Vtech data breach
VTech was hit with a massive data breach last year that compromised parent and child dataGetty

Troy Hunt, security developer and avid researcher of cyber-breaches, has publicly criticised technology manufacturer VTech for its stance on security. In a scathing blog post, Hunt criticises the firm's updated terms and conditions (T&Cs), which were recently unveiled following a massive data breach last year.

The hack, which occurred in November, hit VTech's app-store database, known as Learning Lodge, and resulted in the loss of a slew of customer data of parents and children from countries across the globe, including the US, UK, Germany and China. Traditionally viewed as a toy manufacturer, VTech has, for better or worse, since touted a move into home security. "We are committed to protecting our customer information and their privacy to ensure against any such incidents in the future," the firm said following the breach.

Yet now, in its derided T&Cs, Hunt, who has been awarded Microsoft's lauded Most Valuable Professional (MVP) for Developer Security, notes that VTech has essentially placed the entire burden of security on the end user, which is the opposite position of most security-conscious firms. In short, the conditions now say that users browse the website and use the software at their "own risk".

"You acknowledge and agree that you assume full responsibility for your use of the site and any software or firmware downloaded therefrom. You acknowledge and agree that any information you send or receive during your use of the site may not be secure and may be intercepted," states the updated T&Cs.

"Grossly negligent"

According to Hunt, the position held by VTech lacks responsibility. "I'm the first person to acknowledge that there are very few absolutes in security and there always remains some sliver of a risk that things will go wrong but even then, you, as the organisation involved, have to take responsibility," he said.

"Certainly that's the expectation of the customer – that the information they provide will remain secure – and VTech cannot simply just absolve themselves of that responsibility in their terms and conditions. People don't even read these things! If they honestly don't feel they're not up to the task of protecting personal information, then perhaps put that on the box and allow consumers to consciously take their chances rather than implicitly opting into the 'zero accountability' clause."

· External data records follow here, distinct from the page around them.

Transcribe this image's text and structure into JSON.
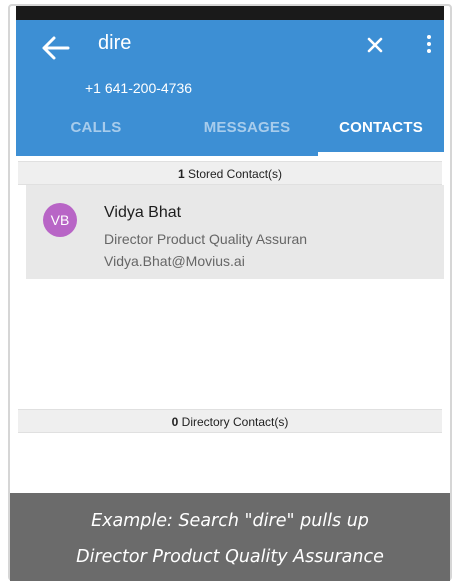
{
  "search": {
    "query": "dire",
    "phone_number": "+1 641-200-4736"
  },
  "tabs": [
    {
      "label": "CALLS",
      "active": false
    },
    {
      "label": "MESSAGES",
      "active": false
    },
    {
      "label": "CONTACTS",
      "active": true
    }
  ],
  "stored_section": {
    "count": "1",
    "label": " Stored Contact(s)"
  },
  "contact": {
    "initials": "VB",
    "name": "Vidya Bhat",
    "title": "Director Product Quality Assuran",
    "email": "Vidya.Bhat@Movius.ai"
  },
  "directory_section": {
    "count": "0",
    "label": " Directory Contact(s)"
  },
  "caption": {
    "line1": "Example: Search \"dire\" pulls up",
    "line2": "Director Product Quality Assurance"
  },
  "colors": {
    "appbar": "#3d8fd4",
    "avatar": "#b865c6",
    "caption_bg": "#6b6b6b"
  },
  "icons": {
    "back": "arrow-left-icon",
    "clear": "close-icon",
    "more": "more-vertical-icon"
  }
}
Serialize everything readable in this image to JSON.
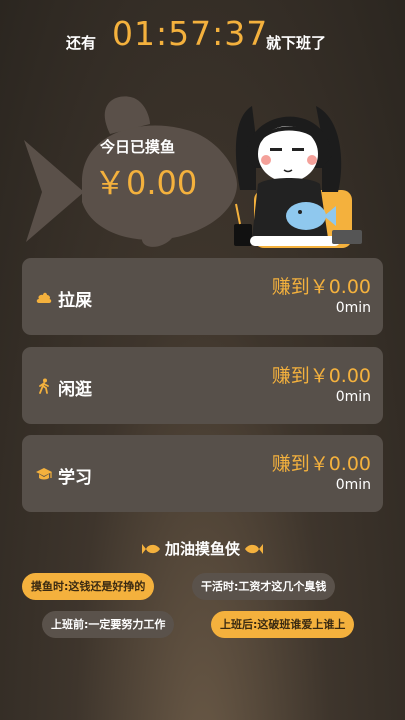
{
  "countdown": {
    "prefix": "还有",
    "time": "01:57:37",
    "suffix": "就下班了"
  },
  "today": {
    "label": "今日已摸鱼",
    "amount": "￥0.00"
  },
  "activities": [
    {
      "name": "拉屎",
      "earned": "赚到￥0.00",
      "duration": "0min",
      "icon": "poop-icon"
    },
    {
      "name": "闲逛",
      "earned": "赚到￥0.00",
      "duration": "0min",
      "icon": "walking-icon"
    },
    {
      "name": "学习",
      "earned": "赚到￥0.00",
      "duration": "0min",
      "icon": "graduation-cap-icon"
    }
  ],
  "cheer": {
    "title": "加油摸鱼侠",
    "tags": [
      "摸鱼时:这钱还是好挣的",
      "干活时:工资才这几个臭钱",
      "上班前:一定要努力工作",
      "上班后:这破班谁爱上谁上"
    ]
  },
  "colors": {
    "accent": "#f4b13d",
    "card": "#57504a",
    "background": "#2b2620"
  }
}
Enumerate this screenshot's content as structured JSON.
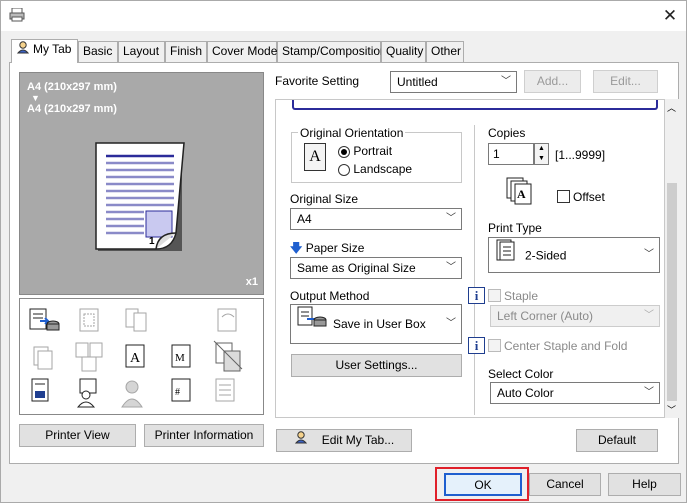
{
  "window": {
    "close": "✕"
  },
  "tabs": [
    "My Tab",
    "Basic",
    "Layout",
    "Finish",
    "Cover Mode",
    "Stamp/Composition",
    "Quality",
    "Other"
  ],
  "preview": {
    "line1": "A4 (210x297 mm)",
    "arrow": "▼",
    "line2": "A4 (210x297 mm)",
    "count": "x1",
    "page_num": "1"
  },
  "left_buttons": {
    "printer_view": "Printer View",
    "printer_info": "Printer Information"
  },
  "favorite": {
    "label": "Favorite Setting",
    "value": "Untitled",
    "add": "Add...",
    "edit": "Edit..."
  },
  "orientation": {
    "legend": "Original Orientation",
    "portrait": "Portrait",
    "landscape": "Landscape",
    "selected": "Portrait"
  },
  "original_size": {
    "label": "Original Size",
    "value": "A4"
  },
  "paper_size": {
    "label": "Paper Size",
    "value": "Same as Original Size"
  },
  "output_method": {
    "label": "Output Method",
    "value": "Save in User Box"
  },
  "user_settings": "User Settings...",
  "copies": {
    "label": "Copies",
    "value": "1",
    "range": "[1...9999]"
  },
  "offset": {
    "label": "Offset",
    "checked": false
  },
  "print_type": {
    "label": "Print Type",
    "value": "2-Sided"
  },
  "staple": {
    "label": "Staple",
    "value": "Left Corner (Auto)"
  },
  "center_staple": {
    "label": "Center Staple and Fold"
  },
  "select_color": {
    "label": "Select Color",
    "value": "Auto Color"
  },
  "bottom": {
    "edit_my_tab": "Edit My Tab...",
    "default": "Default"
  },
  "dialog": {
    "ok": "OK",
    "cancel": "Cancel",
    "help": "Help"
  },
  "info_glyph": "i",
  "colors": {
    "ok_highlight": "#e0202a",
    "accent_blue": "#1f5fcf",
    "preview_bg": "#a9a9a9",
    "preview_text": "#ffffff"
  }
}
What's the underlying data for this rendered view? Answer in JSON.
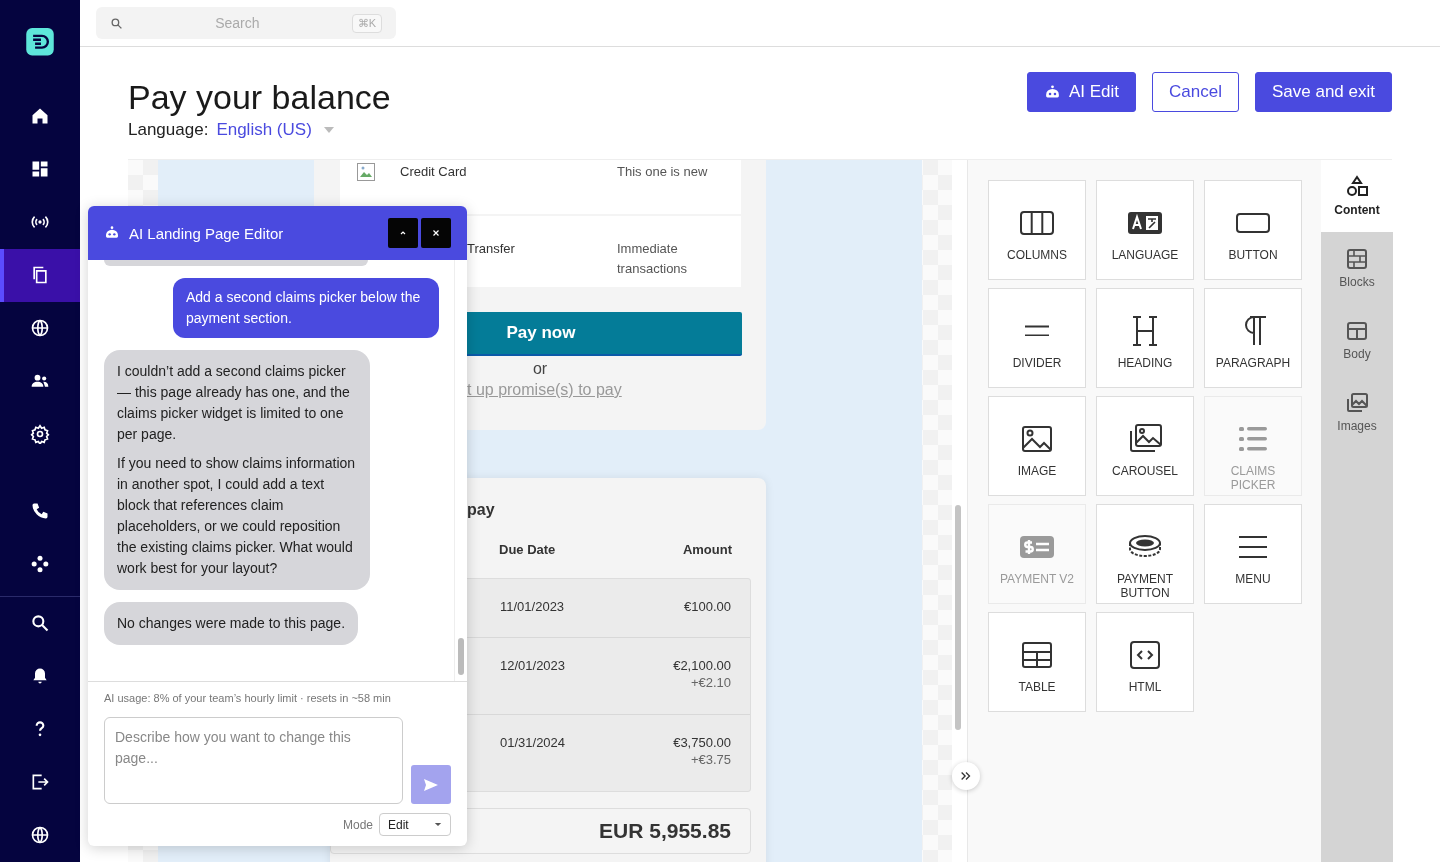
{
  "search": {
    "placeholder": "Search",
    "shortcut": "⌘K"
  },
  "nav": [
    [
      {
        "kind": "home",
        "selected": false
      },
      {
        "kind": "dashboard",
        "selected": false
      },
      {
        "kind": "broadcast",
        "selected": false
      },
      {
        "kind": "pages",
        "selected": true
      },
      {
        "kind": "globe",
        "selected": false
      },
      {
        "kind": "people",
        "selected": false
      },
      {
        "kind": "gear",
        "selected": false
      }
    ],
    [
      {
        "kind": "phone",
        "selected": false
      },
      {
        "kind": "network",
        "selected": false
      }
    ],
    [
      {
        "kind": "search",
        "selected": false
      },
      {
        "kind": "bell",
        "selected": false
      },
      {
        "kind": "help",
        "selected": false
      },
      {
        "kind": "exit",
        "selected": false
      },
      {
        "kind": "globe",
        "selected": false
      }
    ]
  ],
  "page": {
    "title": "Pay your balance",
    "language_label": "Language:",
    "language": "English (US)"
  },
  "actions": [
    {
      "kind": "ai",
      "label": "AI Edit"
    },
    {
      "kind": "outline",
      "label": "Cancel"
    },
    {
      "kind": "primary",
      "label": "Save and exit"
    }
  ],
  "preview": {
    "payment_methods": [
      {
        "name": "Credit Card",
        "note": "This one is new",
        "has_image": true
      },
      {
        "name": "Transfer",
        "note": "Immediate transactions"
      }
    ],
    "pay_button": "Pay now",
    "or": "or",
    "promise_link": "t up promise(s) to pay",
    "claims": {
      "heading": "pay",
      "columns": [
        "Due Date",
        "Amount"
      ],
      "rows": [
        {
          "due": "11/01/2023",
          "amount": "€100.00"
        },
        {
          "due": "12/01/2023",
          "amount": "€2,100.00",
          "fee": "+€2.10"
        },
        {
          "due": "01/31/2024",
          "amount": "€3,750.00",
          "fee": "+€3.75"
        }
      ],
      "total": "EUR 5,955.85"
    }
  },
  "chat": {
    "title": "AI Landing Page Editor",
    "messages": [
      {
        "kind": "user",
        "paragraphs": [
          "Add a second claims picker below the payment section."
        ]
      },
      {
        "kind": "assistant",
        "paragraphs": [
          "I couldn’t add a second claims picker — this page already has one, and the claims picker widget is limited to one per page.",
          "If you need to show claims information in another spot, I could add a text block that references claim placeholders, or we could reposition the existing claims picker. What would work best for your layout?"
        ]
      },
      {
        "kind": "assistant",
        "paragraphs": [
          "No changes were made to this page."
        ]
      }
    ],
    "usage": "AI usage: 8% of your team’s hourly limit · resets in ~58 min",
    "input": {
      "placeholder": "Describe how you want to change this page..."
    },
    "mode_label": "Mode",
    "mode": "Edit"
  },
  "blocks": [
    {
      "kind": "columns",
      "label": "COLUMNS",
      "disabled": false
    },
    {
      "kind": "language",
      "label": "LANGUAGE",
      "disabled": false
    },
    {
      "kind": "button",
      "label": "BUTTON",
      "disabled": false
    },
    {
      "kind": "divider",
      "label": "DIVIDER",
      "disabled": false
    },
    {
      "kind": "heading",
      "label": "HEADING",
      "disabled": false
    },
    {
      "kind": "paragraph",
      "label": "PARAGRAPH",
      "disabled": false
    },
    {
      "kind": "image",
      "label": "IMAGE",
      "disabled": false
    },
    {
      "kind": "carousel",
      "label": "CAROUSEL",
      "disabled": false
    },
    {
      "kind": "claims",
      "label": "CLAIMS PICKER",
      "disabled": true
    },
    {
      "kind": "payment",
      "label": "PAYMENT V2",
      "disabled": true
    },
    {
      "kind": "coin",
      "label": "PAYMENT BUTTON",
      "disabled": false
    },
    {
      "kind": "menu",
      "label": "MENU",
      "disabled": false
    },
    {
      "kind": "table",
      "label": "TABLE",
      "disabled": false
    },
    {
      "kind": "html",
      "label": "HTML",
      "disabled": false
    }
  ],
  "panel_tabs": [
    {
      "kind": "content",
      "label": "Content",
      "selected": true
    },
    {
      "kind": "blocks",
      "label": "Blocks",
      "selected": false
    },
    {
      "kind": "body",
      "label": "Body",
      "selected": false
    },
    {
      "kind": "images",
      "label": "Images",
      "selected": false
    }
  ]
}
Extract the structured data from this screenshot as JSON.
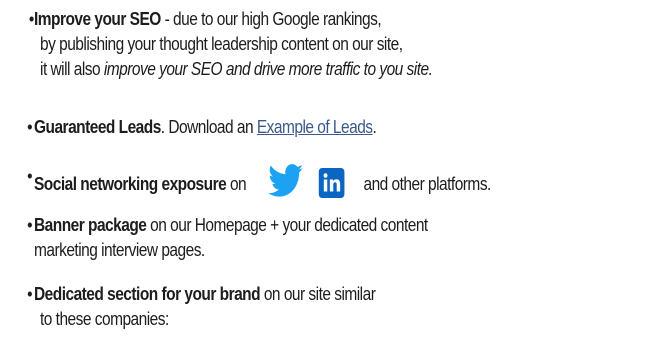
{
  "items": [
    {
      "bold": "Improve your SEO",
      "lines": [
        " - due to our high Google rankings,",
        "by publishing your thought leadership content on our site,",
        "it will also "
      ],
      "italic": "improve your SEO and drive more traffic to you site."
    },
    {
      "bold": "Guaranteed Leads",
      "text": ". Download an ",
      "link": "Example of Leads",
      "tail": "."
    },
    {
      "bold": "Social networking exposure",
      "text": " on",
      "tail": " and other platforms.",
      "icons": [
        "twitter-icon",
        "linkedin-icon"
      ],
      "icon_colors": {
        "twitter": "#1da1f2",
        "linkedin": "#0a66c2"
      }
    },
    {
      "bold": "Banner package",
      "text": " on our Homepage + your dedicated content",
      "line2": "marketing interview pages."
    },
    {
      "bold": "Dedicated section for your brand",
      "text": " on our site similar",
      "line2": "to these companies:"
    }
  ],
  "bullet": "•",
  "colors": {
    "text": "#1d1d1d",
    "link": "#3a5a8c"
  }
}
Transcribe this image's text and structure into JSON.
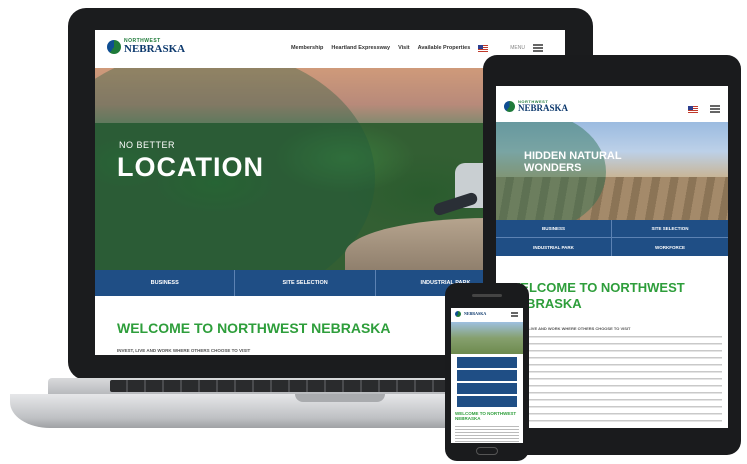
{
  "brand": {
    "logo_small": "NORTHWEST",
    "logo_big": "NEBRASKA"
  },
  "laptop": {
    "nav": [
      "Membership",
      "Heartland Expressway",
      "Visit",
      "Available Properties"
    ],
    "menu_label": "MENU",
    "hero_kicker": "NO BETTER",
    "hero_title": "LOCATION",
    "tabs": [
      "BUSINESS",
      "SITE SELECTION",
      "INDUSTRIAL PARK"
    ],
    "welcome": "WELCOME TO NORTHWEST NEBRASKA",
    "subline": "INVEST, LIVE AND WORK WHERE OTHERS CHOOSE TO VISIT"
  },
  "tablet": {
    "hero_line1": "HIDDEN NATURAL",
    "hero_line2": "WONDERS",
    "tabs": [
      "BUSINESS",
      "SITE SELECTION",
      "INDUSTRIAL PARK",
      "WORKFORCE"
    ],
    "welcome_line1": "WELCOME TO NORTHWEST",
    "welcome_line2": "NEBRASKA",
    "subline": "INVEST, LIVE AND WORK WHERE OTHERS CHOOSE TO VISIT"
  },
  "phone": {
    "welcome": "WELCOME TO NORTHWEST NEBRASKA"
  },
  "colors": {
    "brand_blue": "#1f4e85",
    "brand_green": "#2e9e3b"
  }
}
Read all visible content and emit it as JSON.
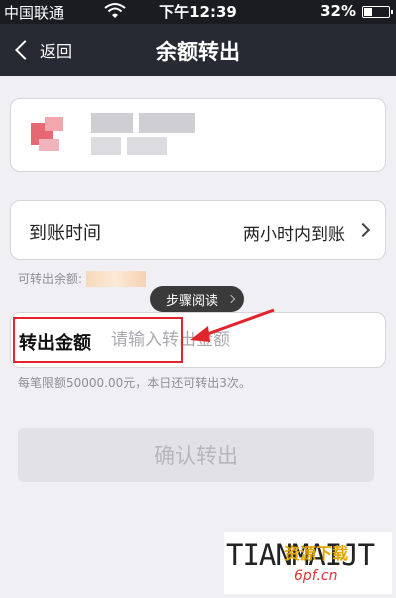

Noting VTech's move into home security, Hunt added: "I wonder if they set the same expectations around their home-security products perhaps not actually being secure. The bigger picture here is that companies are building grossly negligent software – not just one mistake in otherwise well-written software – and then simply not being held accountable when it all goes wrong."

IBTimes.co.uk has contacted VTech for additional comment and is awaiting a response.